In a sharp diplomatic move, Saudi Arabia, the United Arab Emirates (UAE) and Egypt cut their diplomatic relations with the tiny Gulf state of Qatar, closing their borders to Qatari planes and vessels and giving Qatari nationals in their countries two weeks to leave. The move is seen as aimed at pleasing Western governments who accuse Qatar’s government of sponsoring extremists and terrorist groups including ISIS and Al-Qaeda.
Before 2011, not many in the West took notice of Qatar – a tiny state with the world’s biggest per-capita-GDP. Since then though, the West has learned about Qatar backing up the rebel groups in Syria and Libya as well as providing troops to help suppress unrest in neighboring Bahrain. The contradiction was typical of a country that has been guided by an inconsistent and scattered foreign policy. Qatar is home to one of the biggest American military installations in the Middle East, a home base for the US operations in Iraq. However, while nurturing relations with Washington, Doha has also managed to build bridges with Tehran, develop ties with Hezbollah and Hamas and also attempted to improve its relations with Israel. However, this scattershot approach to foreign policy has not remained unnoticed: “Qatar can’t be an American ally on Monday that sends money to Hamas on Tuesday,” John Kerry, then a US senator, said in 2009.
Qatar’s Gulf neighbors are even less pleased with its unconventional foreign conduct charted by Hamad bin Khalifa al-Thani, the emir who came to power in a bloodless coup in 1995. Al-Thani was perceived as a maverick who undermined Gulf unity and meddled in the affairs of neighboring countries. Gulf leaders were hoping that his 2013 abdication in favor of his 33-year-old son Tamim would improve the state of Qatar’s foreign policy especially after the then Saudi king Abdullah bin Abdulaziz summoned him to Riyadh and demanded pledges of loyalty. However, by 2014, the Saudis were so infuriated by Tamim’s continued foreign adventurism that they withdrew their diplomats from Doha.

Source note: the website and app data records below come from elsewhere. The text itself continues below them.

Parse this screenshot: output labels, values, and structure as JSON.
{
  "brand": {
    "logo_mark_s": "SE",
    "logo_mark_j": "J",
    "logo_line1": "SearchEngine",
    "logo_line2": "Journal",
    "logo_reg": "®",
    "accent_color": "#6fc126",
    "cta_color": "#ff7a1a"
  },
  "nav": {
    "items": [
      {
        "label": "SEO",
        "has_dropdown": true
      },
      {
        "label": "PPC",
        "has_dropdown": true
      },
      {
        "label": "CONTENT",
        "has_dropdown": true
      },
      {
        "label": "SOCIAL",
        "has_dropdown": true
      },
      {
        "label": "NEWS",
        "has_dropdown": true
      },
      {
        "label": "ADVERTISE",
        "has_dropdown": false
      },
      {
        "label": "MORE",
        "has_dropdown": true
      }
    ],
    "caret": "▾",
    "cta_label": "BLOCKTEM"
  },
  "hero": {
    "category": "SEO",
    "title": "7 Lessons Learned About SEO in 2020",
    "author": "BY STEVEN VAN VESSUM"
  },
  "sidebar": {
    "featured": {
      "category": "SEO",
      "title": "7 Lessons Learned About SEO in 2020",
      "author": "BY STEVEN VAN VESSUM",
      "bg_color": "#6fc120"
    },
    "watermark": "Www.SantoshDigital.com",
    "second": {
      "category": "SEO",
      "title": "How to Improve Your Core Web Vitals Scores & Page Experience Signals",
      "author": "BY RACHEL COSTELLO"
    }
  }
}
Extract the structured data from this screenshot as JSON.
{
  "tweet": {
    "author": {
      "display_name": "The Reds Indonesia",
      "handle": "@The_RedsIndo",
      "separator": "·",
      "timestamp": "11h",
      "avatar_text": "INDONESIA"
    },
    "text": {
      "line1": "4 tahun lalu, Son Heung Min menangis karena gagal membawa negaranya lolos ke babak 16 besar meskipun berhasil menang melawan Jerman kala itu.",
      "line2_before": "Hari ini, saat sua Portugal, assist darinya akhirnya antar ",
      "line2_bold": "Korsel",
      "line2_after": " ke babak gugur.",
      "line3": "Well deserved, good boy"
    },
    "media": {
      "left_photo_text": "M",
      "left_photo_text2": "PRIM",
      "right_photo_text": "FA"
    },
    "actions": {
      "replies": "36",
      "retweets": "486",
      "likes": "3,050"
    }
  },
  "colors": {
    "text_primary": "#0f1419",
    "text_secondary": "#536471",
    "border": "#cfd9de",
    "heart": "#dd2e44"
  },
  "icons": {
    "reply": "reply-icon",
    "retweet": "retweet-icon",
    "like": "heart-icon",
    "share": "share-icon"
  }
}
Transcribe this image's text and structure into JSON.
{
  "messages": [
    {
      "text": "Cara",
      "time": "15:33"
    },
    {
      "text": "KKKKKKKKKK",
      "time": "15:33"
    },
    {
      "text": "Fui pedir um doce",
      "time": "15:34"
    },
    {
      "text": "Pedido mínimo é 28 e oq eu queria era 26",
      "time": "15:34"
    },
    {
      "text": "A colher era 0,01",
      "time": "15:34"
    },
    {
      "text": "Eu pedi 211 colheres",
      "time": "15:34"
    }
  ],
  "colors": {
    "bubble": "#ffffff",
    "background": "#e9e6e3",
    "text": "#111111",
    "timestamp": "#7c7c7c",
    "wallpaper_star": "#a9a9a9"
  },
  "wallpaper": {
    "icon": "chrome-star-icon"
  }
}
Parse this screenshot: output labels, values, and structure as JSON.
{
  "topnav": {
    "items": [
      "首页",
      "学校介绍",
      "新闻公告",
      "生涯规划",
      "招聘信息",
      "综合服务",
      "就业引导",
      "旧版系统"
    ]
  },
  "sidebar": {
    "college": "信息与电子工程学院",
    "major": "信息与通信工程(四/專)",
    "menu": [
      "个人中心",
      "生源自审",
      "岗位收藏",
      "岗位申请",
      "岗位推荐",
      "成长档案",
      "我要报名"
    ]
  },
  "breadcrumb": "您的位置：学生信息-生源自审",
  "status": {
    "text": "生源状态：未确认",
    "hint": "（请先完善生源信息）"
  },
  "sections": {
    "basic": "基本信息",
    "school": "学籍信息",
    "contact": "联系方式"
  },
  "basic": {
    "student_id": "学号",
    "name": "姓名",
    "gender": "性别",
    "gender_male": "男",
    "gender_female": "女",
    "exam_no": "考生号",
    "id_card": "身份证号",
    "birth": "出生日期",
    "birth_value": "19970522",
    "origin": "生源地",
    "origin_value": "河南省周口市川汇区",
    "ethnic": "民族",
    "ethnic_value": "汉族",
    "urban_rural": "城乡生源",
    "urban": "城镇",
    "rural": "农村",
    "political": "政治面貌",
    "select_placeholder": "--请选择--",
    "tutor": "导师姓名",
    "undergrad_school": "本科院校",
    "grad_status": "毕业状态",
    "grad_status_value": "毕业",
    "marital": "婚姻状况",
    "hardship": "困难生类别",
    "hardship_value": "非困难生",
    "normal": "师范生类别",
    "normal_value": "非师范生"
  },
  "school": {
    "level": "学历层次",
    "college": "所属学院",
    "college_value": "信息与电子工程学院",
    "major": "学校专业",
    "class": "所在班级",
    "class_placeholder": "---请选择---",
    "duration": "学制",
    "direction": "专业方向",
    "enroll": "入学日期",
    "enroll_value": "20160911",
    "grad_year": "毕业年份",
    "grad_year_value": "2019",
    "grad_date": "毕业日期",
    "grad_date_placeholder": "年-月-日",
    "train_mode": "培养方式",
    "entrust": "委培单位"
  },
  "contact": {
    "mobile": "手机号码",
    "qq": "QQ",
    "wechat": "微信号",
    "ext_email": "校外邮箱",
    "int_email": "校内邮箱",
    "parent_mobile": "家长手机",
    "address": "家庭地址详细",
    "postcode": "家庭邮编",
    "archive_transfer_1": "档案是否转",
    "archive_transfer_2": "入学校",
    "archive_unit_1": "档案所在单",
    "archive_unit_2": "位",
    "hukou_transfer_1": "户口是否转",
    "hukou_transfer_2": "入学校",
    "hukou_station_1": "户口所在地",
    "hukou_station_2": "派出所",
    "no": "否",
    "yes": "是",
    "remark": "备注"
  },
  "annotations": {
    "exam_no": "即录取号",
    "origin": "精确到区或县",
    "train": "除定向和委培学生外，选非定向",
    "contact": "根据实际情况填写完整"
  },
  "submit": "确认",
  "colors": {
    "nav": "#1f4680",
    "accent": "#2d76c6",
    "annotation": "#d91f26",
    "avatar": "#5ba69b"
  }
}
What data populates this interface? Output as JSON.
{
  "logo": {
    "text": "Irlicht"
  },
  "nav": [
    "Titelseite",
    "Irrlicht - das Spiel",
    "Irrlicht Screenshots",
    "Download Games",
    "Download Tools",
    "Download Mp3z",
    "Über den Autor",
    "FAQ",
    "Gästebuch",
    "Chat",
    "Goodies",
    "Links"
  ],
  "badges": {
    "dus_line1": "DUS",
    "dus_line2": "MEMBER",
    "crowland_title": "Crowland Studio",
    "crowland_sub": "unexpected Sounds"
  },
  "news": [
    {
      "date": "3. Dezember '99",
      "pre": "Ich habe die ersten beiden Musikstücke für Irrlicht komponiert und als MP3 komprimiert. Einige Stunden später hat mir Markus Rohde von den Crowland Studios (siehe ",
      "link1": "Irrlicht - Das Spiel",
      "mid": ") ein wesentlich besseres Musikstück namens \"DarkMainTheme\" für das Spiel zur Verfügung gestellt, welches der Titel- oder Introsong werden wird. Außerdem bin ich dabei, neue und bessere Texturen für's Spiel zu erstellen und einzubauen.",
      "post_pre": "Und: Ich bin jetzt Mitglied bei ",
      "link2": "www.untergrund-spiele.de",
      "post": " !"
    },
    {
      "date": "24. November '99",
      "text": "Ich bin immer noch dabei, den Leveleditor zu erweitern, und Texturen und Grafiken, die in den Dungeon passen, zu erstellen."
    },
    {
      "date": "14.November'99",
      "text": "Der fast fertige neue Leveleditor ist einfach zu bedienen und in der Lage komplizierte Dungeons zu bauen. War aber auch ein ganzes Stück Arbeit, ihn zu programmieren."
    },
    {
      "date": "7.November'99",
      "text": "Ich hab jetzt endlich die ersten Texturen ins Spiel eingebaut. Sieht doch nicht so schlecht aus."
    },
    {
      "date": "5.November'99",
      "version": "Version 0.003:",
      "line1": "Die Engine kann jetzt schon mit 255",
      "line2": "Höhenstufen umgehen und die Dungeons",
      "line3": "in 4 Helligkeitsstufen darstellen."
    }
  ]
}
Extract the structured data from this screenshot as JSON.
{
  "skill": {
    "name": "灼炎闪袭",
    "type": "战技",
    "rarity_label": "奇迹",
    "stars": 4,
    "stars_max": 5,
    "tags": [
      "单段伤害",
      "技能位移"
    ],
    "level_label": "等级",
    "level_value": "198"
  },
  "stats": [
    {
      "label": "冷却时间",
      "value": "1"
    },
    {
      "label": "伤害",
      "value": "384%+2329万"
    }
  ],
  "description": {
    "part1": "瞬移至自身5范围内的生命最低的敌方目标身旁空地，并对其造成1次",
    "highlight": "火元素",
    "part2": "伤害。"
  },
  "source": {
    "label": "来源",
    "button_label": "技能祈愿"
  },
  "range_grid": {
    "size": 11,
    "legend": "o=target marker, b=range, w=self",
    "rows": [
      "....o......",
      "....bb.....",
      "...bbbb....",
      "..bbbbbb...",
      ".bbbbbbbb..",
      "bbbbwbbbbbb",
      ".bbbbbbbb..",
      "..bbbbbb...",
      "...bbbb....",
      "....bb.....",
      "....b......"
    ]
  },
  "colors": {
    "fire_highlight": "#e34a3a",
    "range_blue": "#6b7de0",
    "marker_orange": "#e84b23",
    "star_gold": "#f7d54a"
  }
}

Although the diplomats eventually returned to their embassies, tensions were never really resolved – hence the recent developments.
The challenge for Western leaders is the fact that the tensions between Qatar and its neighbors reveal deeper contradictions among the Gulf states. Saudi Arabia has been, for example, also criticized for its support of extremist Islamic thought and hardliners in Syria and a leaked Hillary Clinton memo also names Riyadh as a sponsor of radical Sunni militias. A UK government report also identified Saudi Arabia as a key sponsor of groups involved in radicalizing young Britons.
This all leaves Western policymakers in a tricky situation because Qatar is a major investment destination for British, American and French energy companies who have ploughed billions into gas export facilities. Qatar itself is a major investor overseas who has pledged to invest 5 billion pounds in the UK in the run-up to Brexit. However, while Western countries cannot simply pick a side, Donald Trump will have to deal with a diplomatic crisis that he helped unleash by his visit to Saudi Arabia on his first foreign trip.
And although President Trump has already declared his support for the move to isolate Doha, openly accusing the emirate of backing extremists, he should also be well aware that the US would struggle to find a new home for its troops and planes if these were asked to move from the Qatar-based al-Udeid airbase, not to mention that this whole crisis, if left unchecked, threatens to reveal the murkier side of that relationship.
‘In Qatar v Saudi Arabia, the West Can’t Afford to Pick a Side’ – Expert Comment by Peter Salisbury – Chatham House, The Royal Institute of International Affairs.